In 2012, Hurricane Sandy laid bare the city’s vulnerabilities, flooding much of the city and knocking out electricity. The City Planning Division is brainstorming how best to anticipate the next one, and while direct hits are still relatively rare, a team of scientists recently increased the odds of landfall from 2% to 3%. That may seem slight, but a homeowner in this area should prepare.

“Codes have changed drastically,” Klein says. For example, if a new structure is built in a flood zone, the ground floor may be forbidden from holding a residence. Instead, it might be reserved for storage, nudging the lowest inhabited floor up one story. Electrical panels have to be a certain height in relation to sea level as well.

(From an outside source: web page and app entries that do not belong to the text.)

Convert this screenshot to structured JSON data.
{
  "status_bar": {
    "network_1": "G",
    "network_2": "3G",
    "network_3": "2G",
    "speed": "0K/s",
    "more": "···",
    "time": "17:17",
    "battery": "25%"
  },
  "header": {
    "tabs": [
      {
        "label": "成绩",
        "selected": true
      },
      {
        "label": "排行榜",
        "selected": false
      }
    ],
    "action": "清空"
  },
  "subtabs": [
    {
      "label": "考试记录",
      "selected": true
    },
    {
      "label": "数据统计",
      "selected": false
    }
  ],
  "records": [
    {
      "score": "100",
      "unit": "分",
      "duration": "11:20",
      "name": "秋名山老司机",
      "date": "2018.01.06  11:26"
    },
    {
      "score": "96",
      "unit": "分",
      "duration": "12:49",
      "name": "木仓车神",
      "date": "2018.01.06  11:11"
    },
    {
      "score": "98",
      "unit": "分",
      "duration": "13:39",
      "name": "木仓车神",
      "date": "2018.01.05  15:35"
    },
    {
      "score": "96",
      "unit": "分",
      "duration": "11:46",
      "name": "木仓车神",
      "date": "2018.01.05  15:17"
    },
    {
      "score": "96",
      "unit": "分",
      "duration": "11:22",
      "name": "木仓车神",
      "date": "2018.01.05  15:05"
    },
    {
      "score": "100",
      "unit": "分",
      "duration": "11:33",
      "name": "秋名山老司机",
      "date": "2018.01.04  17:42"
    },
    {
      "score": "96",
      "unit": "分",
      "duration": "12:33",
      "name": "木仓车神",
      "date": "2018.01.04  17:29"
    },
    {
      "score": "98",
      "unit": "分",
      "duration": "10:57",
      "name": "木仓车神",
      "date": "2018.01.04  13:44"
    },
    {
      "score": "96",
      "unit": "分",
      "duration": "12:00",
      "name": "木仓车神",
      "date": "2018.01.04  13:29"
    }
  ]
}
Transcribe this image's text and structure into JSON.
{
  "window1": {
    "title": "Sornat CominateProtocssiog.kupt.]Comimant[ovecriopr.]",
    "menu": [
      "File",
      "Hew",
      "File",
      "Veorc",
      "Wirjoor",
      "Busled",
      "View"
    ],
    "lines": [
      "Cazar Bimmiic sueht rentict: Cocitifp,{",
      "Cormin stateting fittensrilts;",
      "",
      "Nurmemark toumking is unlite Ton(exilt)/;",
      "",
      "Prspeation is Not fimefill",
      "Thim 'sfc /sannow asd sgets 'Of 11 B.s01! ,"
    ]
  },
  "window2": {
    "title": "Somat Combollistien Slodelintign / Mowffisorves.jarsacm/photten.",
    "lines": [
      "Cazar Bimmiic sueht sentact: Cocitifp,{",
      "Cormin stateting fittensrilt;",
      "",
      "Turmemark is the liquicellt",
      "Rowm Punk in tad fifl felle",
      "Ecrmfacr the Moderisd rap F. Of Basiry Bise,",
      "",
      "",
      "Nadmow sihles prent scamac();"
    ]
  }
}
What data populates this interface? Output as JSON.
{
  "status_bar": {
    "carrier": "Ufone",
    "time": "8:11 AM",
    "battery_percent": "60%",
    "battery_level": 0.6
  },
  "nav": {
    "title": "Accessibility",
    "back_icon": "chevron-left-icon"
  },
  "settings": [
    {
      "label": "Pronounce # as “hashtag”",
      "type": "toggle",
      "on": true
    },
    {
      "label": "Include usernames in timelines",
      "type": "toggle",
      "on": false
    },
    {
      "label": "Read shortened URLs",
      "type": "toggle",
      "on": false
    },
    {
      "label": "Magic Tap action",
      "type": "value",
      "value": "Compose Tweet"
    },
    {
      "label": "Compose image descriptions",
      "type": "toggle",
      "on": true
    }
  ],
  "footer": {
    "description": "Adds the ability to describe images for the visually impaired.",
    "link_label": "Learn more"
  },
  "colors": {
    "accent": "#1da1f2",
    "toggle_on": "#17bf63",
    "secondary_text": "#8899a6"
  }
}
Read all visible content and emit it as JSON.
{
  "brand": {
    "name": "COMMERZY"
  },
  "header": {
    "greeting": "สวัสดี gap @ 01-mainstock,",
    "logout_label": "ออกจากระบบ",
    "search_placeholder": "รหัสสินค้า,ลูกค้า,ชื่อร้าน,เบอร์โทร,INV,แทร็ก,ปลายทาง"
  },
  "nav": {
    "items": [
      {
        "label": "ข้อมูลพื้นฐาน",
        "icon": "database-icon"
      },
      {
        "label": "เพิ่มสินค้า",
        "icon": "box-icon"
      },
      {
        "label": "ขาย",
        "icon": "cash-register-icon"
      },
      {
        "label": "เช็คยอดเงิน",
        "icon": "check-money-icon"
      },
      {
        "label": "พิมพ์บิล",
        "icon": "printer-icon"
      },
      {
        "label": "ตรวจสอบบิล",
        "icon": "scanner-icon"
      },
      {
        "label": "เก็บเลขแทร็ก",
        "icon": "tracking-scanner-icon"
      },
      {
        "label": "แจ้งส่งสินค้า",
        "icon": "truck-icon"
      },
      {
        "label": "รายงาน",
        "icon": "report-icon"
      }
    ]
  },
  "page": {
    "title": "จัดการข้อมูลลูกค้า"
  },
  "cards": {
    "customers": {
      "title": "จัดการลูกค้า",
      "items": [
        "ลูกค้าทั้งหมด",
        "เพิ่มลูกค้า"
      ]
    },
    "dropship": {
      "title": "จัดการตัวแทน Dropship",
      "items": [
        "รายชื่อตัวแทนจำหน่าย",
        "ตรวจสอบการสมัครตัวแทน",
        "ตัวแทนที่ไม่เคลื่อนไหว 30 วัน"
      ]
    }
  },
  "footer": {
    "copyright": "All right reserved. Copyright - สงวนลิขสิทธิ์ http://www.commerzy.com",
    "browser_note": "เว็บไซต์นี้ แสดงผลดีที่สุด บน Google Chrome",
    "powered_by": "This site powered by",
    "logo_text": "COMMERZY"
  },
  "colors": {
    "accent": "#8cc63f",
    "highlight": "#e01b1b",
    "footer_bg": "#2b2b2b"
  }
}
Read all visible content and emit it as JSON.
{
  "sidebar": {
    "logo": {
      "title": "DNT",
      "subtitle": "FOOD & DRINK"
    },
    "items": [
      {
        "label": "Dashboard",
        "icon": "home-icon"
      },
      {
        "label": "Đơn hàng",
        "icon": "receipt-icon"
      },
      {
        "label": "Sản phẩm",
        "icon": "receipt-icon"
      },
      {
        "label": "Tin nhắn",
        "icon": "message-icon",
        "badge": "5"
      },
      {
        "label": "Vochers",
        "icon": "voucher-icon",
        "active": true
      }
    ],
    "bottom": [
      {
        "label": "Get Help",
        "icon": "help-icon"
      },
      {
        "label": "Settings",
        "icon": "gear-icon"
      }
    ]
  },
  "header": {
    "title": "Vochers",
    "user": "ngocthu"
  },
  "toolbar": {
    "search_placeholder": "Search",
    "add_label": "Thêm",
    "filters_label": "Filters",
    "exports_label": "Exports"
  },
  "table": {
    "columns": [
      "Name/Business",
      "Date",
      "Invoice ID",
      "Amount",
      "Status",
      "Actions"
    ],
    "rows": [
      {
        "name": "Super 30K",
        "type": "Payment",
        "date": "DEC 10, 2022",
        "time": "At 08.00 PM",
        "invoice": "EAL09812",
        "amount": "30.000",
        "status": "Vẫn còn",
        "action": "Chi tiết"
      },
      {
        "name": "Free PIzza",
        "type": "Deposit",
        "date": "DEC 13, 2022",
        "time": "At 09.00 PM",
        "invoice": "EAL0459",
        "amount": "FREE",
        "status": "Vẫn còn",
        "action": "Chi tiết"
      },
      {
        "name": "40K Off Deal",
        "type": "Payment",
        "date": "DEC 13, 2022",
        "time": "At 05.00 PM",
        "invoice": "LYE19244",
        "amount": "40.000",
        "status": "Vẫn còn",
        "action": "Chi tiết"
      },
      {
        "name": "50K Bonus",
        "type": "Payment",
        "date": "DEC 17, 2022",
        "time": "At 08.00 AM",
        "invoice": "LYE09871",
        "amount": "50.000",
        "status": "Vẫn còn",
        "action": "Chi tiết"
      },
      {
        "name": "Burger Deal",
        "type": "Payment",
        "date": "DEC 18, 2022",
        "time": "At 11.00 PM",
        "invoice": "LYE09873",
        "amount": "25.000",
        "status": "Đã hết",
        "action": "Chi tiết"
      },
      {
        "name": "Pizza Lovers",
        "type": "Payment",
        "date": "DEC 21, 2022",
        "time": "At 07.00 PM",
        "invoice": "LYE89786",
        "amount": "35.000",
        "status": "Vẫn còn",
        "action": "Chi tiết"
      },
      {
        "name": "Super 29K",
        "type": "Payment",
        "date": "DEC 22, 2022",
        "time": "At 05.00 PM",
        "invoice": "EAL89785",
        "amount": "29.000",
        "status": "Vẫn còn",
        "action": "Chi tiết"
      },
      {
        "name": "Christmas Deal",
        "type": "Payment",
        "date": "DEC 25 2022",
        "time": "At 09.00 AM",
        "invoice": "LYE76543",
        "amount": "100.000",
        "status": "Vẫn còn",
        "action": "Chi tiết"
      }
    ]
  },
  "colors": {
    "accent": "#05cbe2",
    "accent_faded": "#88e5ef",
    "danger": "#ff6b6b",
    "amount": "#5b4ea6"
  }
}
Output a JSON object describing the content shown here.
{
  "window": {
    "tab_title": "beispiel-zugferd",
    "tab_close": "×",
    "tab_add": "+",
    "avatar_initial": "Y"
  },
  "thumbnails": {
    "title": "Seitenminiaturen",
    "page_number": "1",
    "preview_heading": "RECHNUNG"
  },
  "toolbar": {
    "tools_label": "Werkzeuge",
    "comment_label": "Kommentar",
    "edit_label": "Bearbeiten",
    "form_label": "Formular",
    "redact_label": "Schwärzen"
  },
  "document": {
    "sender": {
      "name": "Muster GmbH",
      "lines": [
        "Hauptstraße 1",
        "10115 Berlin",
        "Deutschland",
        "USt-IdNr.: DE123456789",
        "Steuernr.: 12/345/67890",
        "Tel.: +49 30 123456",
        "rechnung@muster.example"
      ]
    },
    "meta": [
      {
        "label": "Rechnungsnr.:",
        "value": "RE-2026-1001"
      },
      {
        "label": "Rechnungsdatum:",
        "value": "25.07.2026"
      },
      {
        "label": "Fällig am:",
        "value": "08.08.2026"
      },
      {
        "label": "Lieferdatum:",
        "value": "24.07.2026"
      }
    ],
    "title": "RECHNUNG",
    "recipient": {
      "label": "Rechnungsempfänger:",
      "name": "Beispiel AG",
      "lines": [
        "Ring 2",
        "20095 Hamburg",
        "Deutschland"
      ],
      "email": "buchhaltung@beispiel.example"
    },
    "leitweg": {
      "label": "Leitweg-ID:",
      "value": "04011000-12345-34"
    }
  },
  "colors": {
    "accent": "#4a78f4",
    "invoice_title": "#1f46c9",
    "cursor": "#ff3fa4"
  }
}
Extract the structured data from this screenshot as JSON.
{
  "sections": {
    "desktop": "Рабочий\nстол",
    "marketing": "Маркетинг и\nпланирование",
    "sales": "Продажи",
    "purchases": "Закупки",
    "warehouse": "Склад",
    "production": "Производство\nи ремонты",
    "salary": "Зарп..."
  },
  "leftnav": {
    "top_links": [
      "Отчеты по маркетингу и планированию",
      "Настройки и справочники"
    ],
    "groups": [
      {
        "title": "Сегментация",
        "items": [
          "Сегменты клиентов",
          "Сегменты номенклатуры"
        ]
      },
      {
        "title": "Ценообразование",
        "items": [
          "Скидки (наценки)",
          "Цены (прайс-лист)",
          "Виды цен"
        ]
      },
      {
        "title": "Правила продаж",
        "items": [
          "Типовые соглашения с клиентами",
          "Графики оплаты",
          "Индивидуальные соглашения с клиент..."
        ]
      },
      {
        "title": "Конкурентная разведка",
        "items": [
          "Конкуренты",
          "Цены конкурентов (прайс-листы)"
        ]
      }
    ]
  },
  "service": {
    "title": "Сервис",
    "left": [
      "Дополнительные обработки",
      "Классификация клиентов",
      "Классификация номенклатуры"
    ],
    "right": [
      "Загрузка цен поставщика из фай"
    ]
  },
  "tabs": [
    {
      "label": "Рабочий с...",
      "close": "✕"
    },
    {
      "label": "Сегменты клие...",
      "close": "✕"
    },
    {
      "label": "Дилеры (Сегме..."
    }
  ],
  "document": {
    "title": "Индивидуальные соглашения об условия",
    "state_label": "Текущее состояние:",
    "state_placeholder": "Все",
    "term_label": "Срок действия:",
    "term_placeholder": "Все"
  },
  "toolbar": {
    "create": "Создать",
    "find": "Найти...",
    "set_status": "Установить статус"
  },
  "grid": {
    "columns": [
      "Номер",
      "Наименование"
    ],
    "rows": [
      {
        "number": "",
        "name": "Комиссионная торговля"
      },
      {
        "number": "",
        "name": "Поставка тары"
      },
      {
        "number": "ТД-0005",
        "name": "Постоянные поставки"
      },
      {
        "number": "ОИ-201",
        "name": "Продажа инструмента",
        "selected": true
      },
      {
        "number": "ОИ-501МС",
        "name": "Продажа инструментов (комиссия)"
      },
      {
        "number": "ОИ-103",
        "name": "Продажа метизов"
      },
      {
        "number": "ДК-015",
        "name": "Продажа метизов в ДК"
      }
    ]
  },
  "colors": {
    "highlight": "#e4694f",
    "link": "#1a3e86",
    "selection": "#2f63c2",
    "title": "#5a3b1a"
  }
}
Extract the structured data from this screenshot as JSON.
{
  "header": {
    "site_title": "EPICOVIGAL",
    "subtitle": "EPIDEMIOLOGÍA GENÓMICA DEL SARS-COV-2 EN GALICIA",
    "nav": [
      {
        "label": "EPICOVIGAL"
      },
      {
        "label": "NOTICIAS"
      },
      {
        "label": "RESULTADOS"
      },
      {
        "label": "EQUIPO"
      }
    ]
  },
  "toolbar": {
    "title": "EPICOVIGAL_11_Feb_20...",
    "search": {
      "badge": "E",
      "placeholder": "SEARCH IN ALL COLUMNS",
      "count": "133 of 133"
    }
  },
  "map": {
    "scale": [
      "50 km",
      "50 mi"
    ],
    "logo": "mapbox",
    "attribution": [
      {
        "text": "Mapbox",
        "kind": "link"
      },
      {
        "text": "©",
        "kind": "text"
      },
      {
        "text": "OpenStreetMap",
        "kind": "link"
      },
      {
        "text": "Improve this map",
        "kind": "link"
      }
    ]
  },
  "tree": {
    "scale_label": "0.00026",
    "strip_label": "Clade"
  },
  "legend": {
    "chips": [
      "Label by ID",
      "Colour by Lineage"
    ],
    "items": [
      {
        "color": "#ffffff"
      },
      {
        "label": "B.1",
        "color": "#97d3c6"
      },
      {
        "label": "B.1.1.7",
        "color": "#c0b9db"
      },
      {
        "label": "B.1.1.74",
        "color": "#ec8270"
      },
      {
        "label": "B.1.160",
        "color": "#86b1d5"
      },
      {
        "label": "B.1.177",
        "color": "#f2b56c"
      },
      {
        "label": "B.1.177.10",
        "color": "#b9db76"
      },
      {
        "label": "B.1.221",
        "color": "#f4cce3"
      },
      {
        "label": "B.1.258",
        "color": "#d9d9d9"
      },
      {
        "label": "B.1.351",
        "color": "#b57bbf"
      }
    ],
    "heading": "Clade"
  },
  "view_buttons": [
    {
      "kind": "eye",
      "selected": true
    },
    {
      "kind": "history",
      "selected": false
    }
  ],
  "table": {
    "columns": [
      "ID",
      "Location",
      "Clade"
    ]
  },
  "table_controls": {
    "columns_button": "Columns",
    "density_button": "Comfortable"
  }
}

“You’d need to be aware of water penetration issues,” says Marshal Datkowitz of Optimal Home Inspections. “There’s a lot of older housing stock, so the inspection usually is going to entail a lot more — how can I put it? — ‘issues.’ We’re talking about a housing stock that could easily be 120 years old.”

Keep in mind that the flood-prep codes only apply to new structures; they don’t require older buildings to be updated. So be prepared to ask about the age and preparedness of homes during your search.

Lots of your neighbors will work in Manhattan …

You can get from Jersey City to Lower Manhattan on the PATH subway in 11 minutes. (It’s tough to get anywhere within Manhattan in 11 minutes.) There’s also a reliable ferry, and, if you insist on driving, the nearby Holland Tunnel.

Plus, a fun little tax benefit: NYC levies a city tax of about 4.9% on its residents. But if you work in Manhattan and live in Jersey City, that doesn’t apply to you. More of that Manhattan paycheck stays in your pocket.

… but they’ll play in Jersey City

This isn’t just a dormitory for Manhattan’s workforce. There’s plenty to do and see here (did we mention the Tony Hawk skate park?!!) and plenty of in-city transportation options to get there.

  • Hudson-Bergen Light Rail
    These electric trains run along the east side of the city and across the middle through Bergen-Lafayette and West Side.
  • NJ Transit Buses
    The city’s bus routes are run by NJ Transit, though many residents don’t feel it has successfully accommodated a growing population. This has led to Jersey City thinking outside the bus with …
  • Via Jersey City
    A brand-new success story, this is billed as an “on-demand public bus service,” providing affordable ridesharing that connects areas previously underserved by existing bus lines.
New Jersey neighborhood
(Source: Erik Mclean / Unsplash)

OK, so you want in on this. What next?

Figure out your budget

The first thing to do when you decide to move forward and buy a house in Jersey City is to determine how much home you can afford.

Get yourself a lawyer

(Even though you don’t legally need one in New Jersey …)

“Although we’re not an attorney state by mandatory,” Klein tells us, “I’d say [in northern New Jersey] 99% off all real estate transactions utilize a real estate attorney,” someone who knows the ins and outs of the region. Klein estimates that most attorneys will run you between $1,400 and $2,000.

Schedule an inspection

As with attorneys, home inspections are generally not required in New Jersey, but they are recommended. Datkowitz of Optimal Home Inspections says that with the market heating up, it may take longer to schedule yours. “If people are looking for inspections, they should be aware that a lot of inspectors are booked weeks ahead of time. In the past, there’d be an opening in a day or two.” Book your inspection well in advance, so you don’t jeopardize your schedule.

Partner with a top Jersey City buyer’s agent

Now that you’ve decided to buy a house in Jersey City, it’s important to partner with a buyer’s agent. A top buyer’s agent in Jersey City transacts 1.8 times more than the average agent, and can save homebuyers $96,263. With a top agent by your side, you have an ally who knows Jersey City like they know their own heart. They’ll streamline your search, leap through local idiosyncrasies, and get you the best value in a timely fashion.

Header Image Source: (Saketh Garuda / Unsplash)